U.S. Web users are searching for information about North Korea with astounding, unprecedented frequency, The Washington Post's Chico Harlan reports today. Google searches for "North Korea" are seven times the previous peak, during the country's 2006 nuclear test, Harlan writes. Last week, North Korea was the third most-popular term on Twitter, following Easter and Good Friday.

U.S. Google searches for information about North Korea are outpacing even those for President Obama or for pop superstar Beyonce. Data from Google Trends, which compares the frequency with which users search for terms, show interest in North Korea skyrocketing over the past two weeks. Searches peaked April 4, two days after North Korea announced it would restart its plutonium nuclear plant and almost a week after it released a photo showing a "U.S. Mainland Strike Plan."

The chart at the top of this page shows U.S. Google searches over the past 30 days for North Korea, Beyonce and Obama. Kim Jong Un's pariah state doesn't often come close to such big, better-known names, so this surge is very unusual.

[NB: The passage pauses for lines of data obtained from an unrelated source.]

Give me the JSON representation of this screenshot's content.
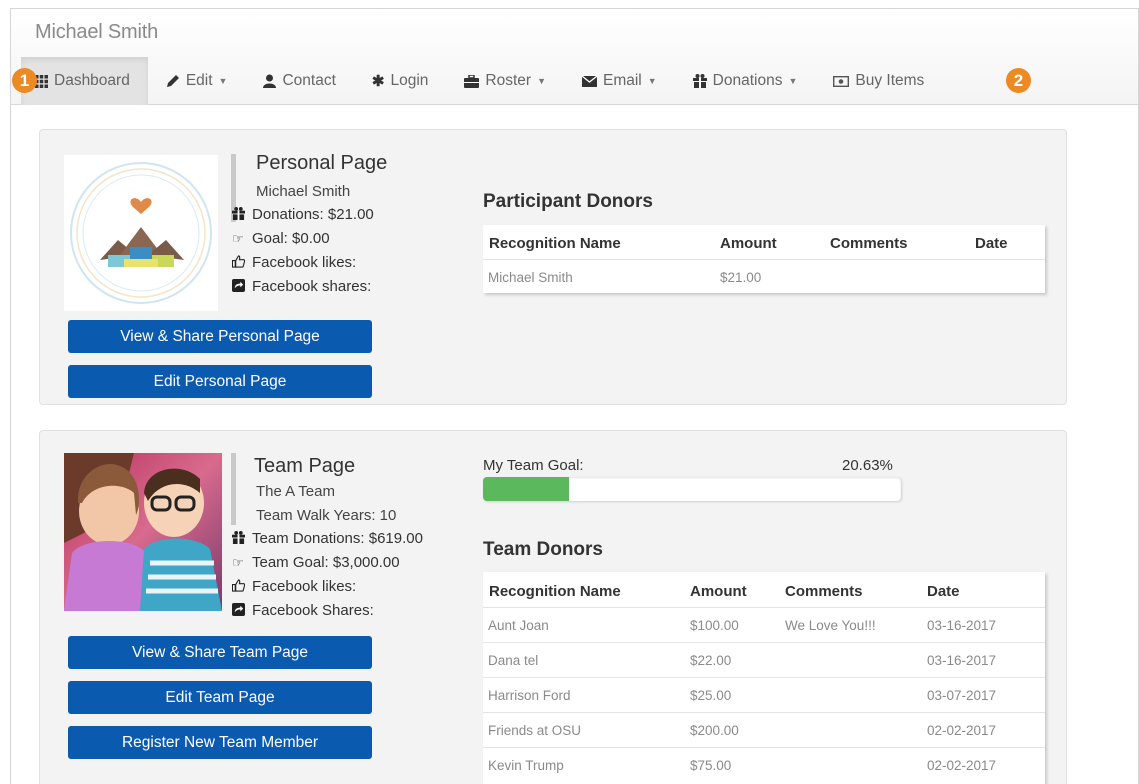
{
  "header": {
    "user_name": "Michael Smith"
  },
  "nav": [
    {
      "label": "Dashboard",
      "icon": "grid-icon",
      "caret": false,
      "active": true
    },
    {
      "label": "Edit",
      "icon": "pencil-icon",
      "caret": true
    },
    {
      "label": "Contact",
      "icon": "user-icon",
      "caret": false
    },
    {
      "label": "Login",
      "icon": "asterisk-icon",
      "caret": false
    },
    {
      "label": "Roster",
      "icon": "briefcase-icon",
      "caret": true
    },
    {
      "label": "Email",
      "icon": "envelope-icon",
      "caret": true
    },
    {
      "label": "Donations",
      "icon": "gift-icon",
      "caret": true
    },
    {
      "label": "Buy Items",
      "icon": "money-icon",
      "caret": false
    }
  ],
  "callouts": {
    "one": "1",
    "two": "2"
  },
  "personal": {
    "title": "Personal Page",
    "name": "Michael Smith",
    "donations": "Donations: $21.00",
    "goal": "Goal: $0.00",
    "fb_likes": "Facebook likes:",
    "fb_shares": "Facebook shares:",
    "view_button": "View & Share Personal Page",
    "edit_button": "Edit Personal Page",
    "donors_title": "Participant Donors",
    "columns": [
      "Recognition Name",
      "Amount",
      "Comments",
      "Date"
    ],
    "rows": [
      {
        "name": "Michael Smith",
        "amount": "$21.00",
        "comment": "",
        "date": ""
      }
    ]
  },
  "team": {
    "title": "Team Page",
    "team_name": "The A Team",
    "walk_years": "Team Walk Years: 10",
    "donations": "Team Donations: $619.00",
    "goal": "Team Goal: $3,000.00",
    "fb_likes": "Facebook likes:",
    "fb_shares": "Facebook Shares:",
    "view_button": "View & Share Team Page",
    "edit_button": "Edit Team Page",
    "register_button": "Register New Team Member",
    "goal_label": "My Team Goal:",
    "goal_percent": "20.63%",
    "goal_fraction": 0.2063,
    "donors_title": "Team Donors",
    "columns": [
      "Recognition Name",
      "Amount",
      "Comments",
      "Date"
    ],
    "rows": [
      {
        "name": "Aunt Joan",
        "amount": "$100.00",
        "comment": "We Love You!!!",
        "date": "03-16-2017"
      },
      {
        "name": "Dana tel",
        "amount": "$22.00",
        "comment": "",
        "date": "03-16-2017"
      },
      {
        "name": "Harrison Ford",
        "amount": "$25.00",
        "comment": "",
        "date": "03-07-2017"
      },
      {
        "name": "Friends at OSU",
        "amount": "$200.00",
        "comment": "",
        "date": "02-02-2017"
      },
      {
        "name": "Kevin Trump",
        "amount": "$75.00",
        "comment": "",
        "date": "02-02-2017"
      }
    ]
  },
  "colors": {
    "primary_button": "#0a5ab0",
    "progress": "#5cb85c",
    "callout": "#ec8a23"
  }
}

Here's a chart showing searches for those same terms since 2004, when Obama first hit the national stage and Beyonce's solo career started taking off. That blue line for North Korea, you can see, has been reliably at the bottom.

As this chart shows, the very recent, overwhelming surge in American interest is unprecedented. Americans seem to be paying attention to the country in a way that they never have before. Pew estimates that 36 percent of Americans are following the news "very closely" -- unusually high for an international news story.

The question is whether this is just a product of the sillier side of North Korea coverage -- the bizarre propaganda and unintentionally goofy images out of the country -- or if it reflects a larger evolution in how Americans think about the rogue nuclear state. If it's the former, expect interest to die down when the Korean peninsula calms. If the latter, it will be interesting to see if those changing public attitudes bring any pressure for a change in U.S. policy.